Exam season is upon us and stress levels are high. In fact, I think stress levels are high throughout the entirety of university. Often we create a link between university and high stress as if the two are one and the same. Students seem to expect to experience stress to such a degree that they accept it as normal and sometimes don’t even notice it. I speak from experience when I say it’s easy to get caught up in a bubble of assignments, deadlines, essays and revision and whilst stress can act as a motivator of sorts, equally it can hinder productivity. The problem in some cases is that students aren’t necessarily aware of the fact that they’re stressed and therefore can’t work towards helping themselves.
It is coming around to the half way mark of the PhD academic year, which means for some final year PhD students, it is only 6 months to go until the end of their degree.
Now this can be a scary thought for some, or a relief for others, but it is seen by many as potentially the most stressful part of the 3 or 4 years of a PhD. You have to complete a thesis (basically writing a book), potentially write a paper or two, all whilst trying to figure out what you want to do once you have finished. And for those who know what job they want, it is just a case of finding someone who will pay you to do said job!
University Mental Health Awareness Day is this week and the theme is ‘Use Your Voice’, so I am going to use my voice to say what I really think about our mental health services. The University of Sheffield’s counselling service is fantastic at helping if you’re feeling stressed about your workload, having friendship woes, missing home, etc. (I would 100% recommend talking to them if you’re struggling at all), but I have found that it struggles to help people like myself who have a diagnosed mental health condition.Continue reading
I thought after having completed my first semester and returning to uni from a month long break spent at home, I would have conquered the feeling of missing home. I was wrong.Continue reading

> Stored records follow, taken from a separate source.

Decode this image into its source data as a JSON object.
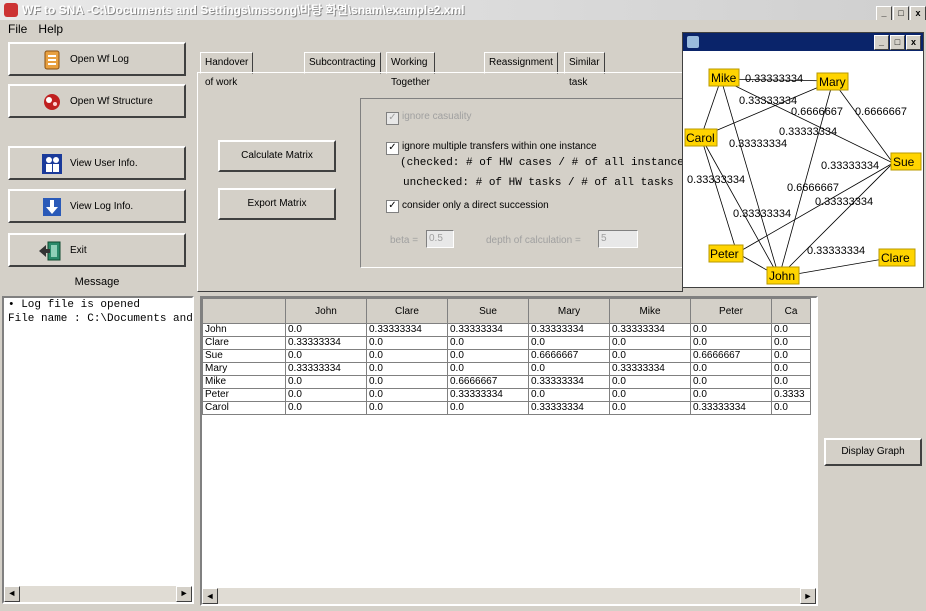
{
  "window": {
    "title": "WF to SNA -C:\\Documents and Settings\\mssong\\바탕 화면\\snam\\example2.xml"
  },
  "menu": {
    "file": "File",
    "help": "Help"
  },
  "left_buttons": [
    {
      "label": "Open Wf Log",
      "icon": "log-icon"
    },
    {
      "label": "Open Wf Structure",
      "icon": "structure-icon"
    },
    {
      "label": "View User Info.",
      "icon": "users-icon"
    },
    {
      "label": "View Log Info.",
      "icon": "download-icon"
    },
    {
      "label": "Exit",
      "icon": "exit-icon"
    }
  ],
  "message": {
    "label": "Message",
    "lines": [
      "• Log file is opened",
      "File name : C:\\Documents and"
    ]
  },
  "tabs": [
    "Handover of work",
    "Subcontracting",
    "Working Together",
    "Reassignment",
    "Similar task"
  ],
  "active_tab": "Handover of work",
  "actions": {
    "calculate": "Calculate Matrix",
    "export": "Export Matrix",
    "display_graph": "Display Graph"
  },
  "options": {
    "ignore_causality": {
      "label": "ignore casuality",
      "checked": true,
      "enabled": false
    },
    "ignore_multiple": {
      "label": "ignore multiple transfers within one instance",
      "checked": true
    },
    "checked_note": "(checked: # of HW cases / # of all instances",
    "unchecked_note": "unchecked: # of HW tasks / # of all tasks )",
    "direct_succession": {
      "label": "consider only a direct succession",
      "checked": true
    },
    "beta_label": "beta =",
    "beta_value": "0.5",
    "depth_label": "depth of calculation =",
    "depth_value": "5"
  },
  "matrix": {
    "columns": [
      "John",
      "Clare",
      "Sue",
      "Mary",
      "Mike",
      "Peter",
      "Ca"
    ],
    "rows": [
      {
        "name": "John",
        "values": [
          "0.0",
          "0.33333334",
          "0.33333334",
          "0.33333334",
          "0.33333334",
          "0.0",
          "0.0"
        ]
      },
      {
        "name": "Clare",
        "values": [
          "0.33333334",
          "0.0",
          "0.0",
          "0.0",
          "0.0",
          "0.0",
          "0.0"
        ]
      },
      {
        "name": "Sue",
        "values": [
          "0.0",
          "0.0",
          "0.0",
          "0.6666667",
          "0.0",
          "0.6666667",
          "0.0"
        ]
      },
      {
        "name": "Mary",
        "values": [
          "0.33333334",
          "0.0",
          "0.0",
          "0.0",
          "0.33333334",
          "0.0",
          "0.0"
        ]
      },
      {
        "name": "Mike",
        "values": [
          "0.0",
          "0.0",
          "0.6666667",
          "0.33333334",
          "0.0",
          "0.0",
          "0.0"
        ]
      },
      {
        "name": "Peter",
        "values": [
          "0.0",
          "0.0",
          "0.33333334",
          "0.0",
          "0.0",
          "0.0",
          "0.3333"
        ]
      },
      {
        "name": "Carol",
        "values": [
          "0.0",
          "0.0",
          "0.0",
          "0.33333334",
          "0.0",
          "0.33333334",
          "0.0"
        ]
      }
    ]
  },
  "graph": {
    "nodes": [
      "Mike",
      "Mary",
      "Carol",
      "Sue",
      "Peter",
      "John",
      "Clare"
    ],
    "edge_labels": [
      "0.33333334",
      "0.33333334",
      "0.6666667",
      "0.6666667",
      "0.33333334",
      "0.33333334",
      "0.33333334",
      "0.33333334",
      "0.6666667",
      "0.33333334",
      "0.33333334",
      "0.33333334"
    ]
  },
  "colors": {
    "node_fill": "#ffd400",
    "titlebar_active": "#0a246a"
  }
}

It’s that time of the year again. Chocolate Santas and gingerbread men have taken over the supermarkets and a never-ending playlist of Christmas songs encourages you to buy some more mince pies than you really need. Christmas has always been my favourite holiday, I’m one of those annoying people who starts singing Christmas songs in mid-summer, but being a university student can affect your Christmas spirit quite a bit. Between essay deadlines and exam revision, Christmas can actually come as a real surprise. Suddenly, the holidays are there, you find yourself sitting beneath a marvellously decorated tree, thinking about your upcoming exams, and being more of a Grinch than one of Santa’s joyful elfs. I’m in my fifth year of university and have spent Christmas time in three different countries during that period. Over the years, I’ve developed my own strategy to make Christmas season away from home a cheerful experience and I thought I’d share some of it with you guys.
It is approaching that time of year again when all you see in the shops in mince pies and tinsel. All anyone at university is talking about is Secret Santa and house Christmas dinners. Your bank accounts are slowly but surely emptying with all the present buying and Christmas meal attending. Christmas, Christmas, Christmas, Christmas, Christmas, what could be better?
Doing a PhD has been one of the best experiences of my life, and not only because of my research (Design of Soft Robotic Implants for Tissue Regeneration. Amazing, huh?). It is because the whole experience involves meeting new people, going new places and learning many different things. It took me one year to finally decide to start this new endeavour. What helped me to take the final decision? The support of my family and friends. Now that you have taken the decision of starting this new life project, I want to be that friend for you and let you know my top three tips for when you come to study your PhD at The University of Sheffield.
Since I was 10 years old, I have wanted to be a rock star. Specifically, I want to be Billie Joe Armstrong, the frontman of my all-time favourite band, Green Day. His stage presence is unrivalled, and he uses his platform for good; singing about corrupt politicians, the state of the world today, and good old-fashioned teenage angst. I even started wearing my eye-liner like him and honestly, I still think of him every morning when I coat my eyes in smoky black. I desperately wanted to perform on a stage like he did and get lost in the music that made me feel so much emotion, but for years I was hampered by my own anxiety and lack of any sort of musical talent.
If you’re the sort of person who leaves everything to the last minute, constantly has
unfinished to-do lists and a million post-it notes everywhere, then bullet journaling
might be for you.
Besides being my favourite park in Sheffield, Bolehills was made for Roly-Polies. The increasing gradient of the slope that encases the children’s playground was designed for them. Laying on your side: your eyes gorging on the panorama of reservoirs, peaks and forests; your nose grazing on the post-rain smell of petrichor, it only takes a little push, and suddenly the sky and earth become a wheeling blur around you, your pulse quickens, until suddenly: gasps and chuckles competing in your throat, you find yourself spread-eagled on the ground, waiting for the spiralling earth and sky to disentangle themselves for long enough for you to stagger up the slope and repeat the entire dizzying process.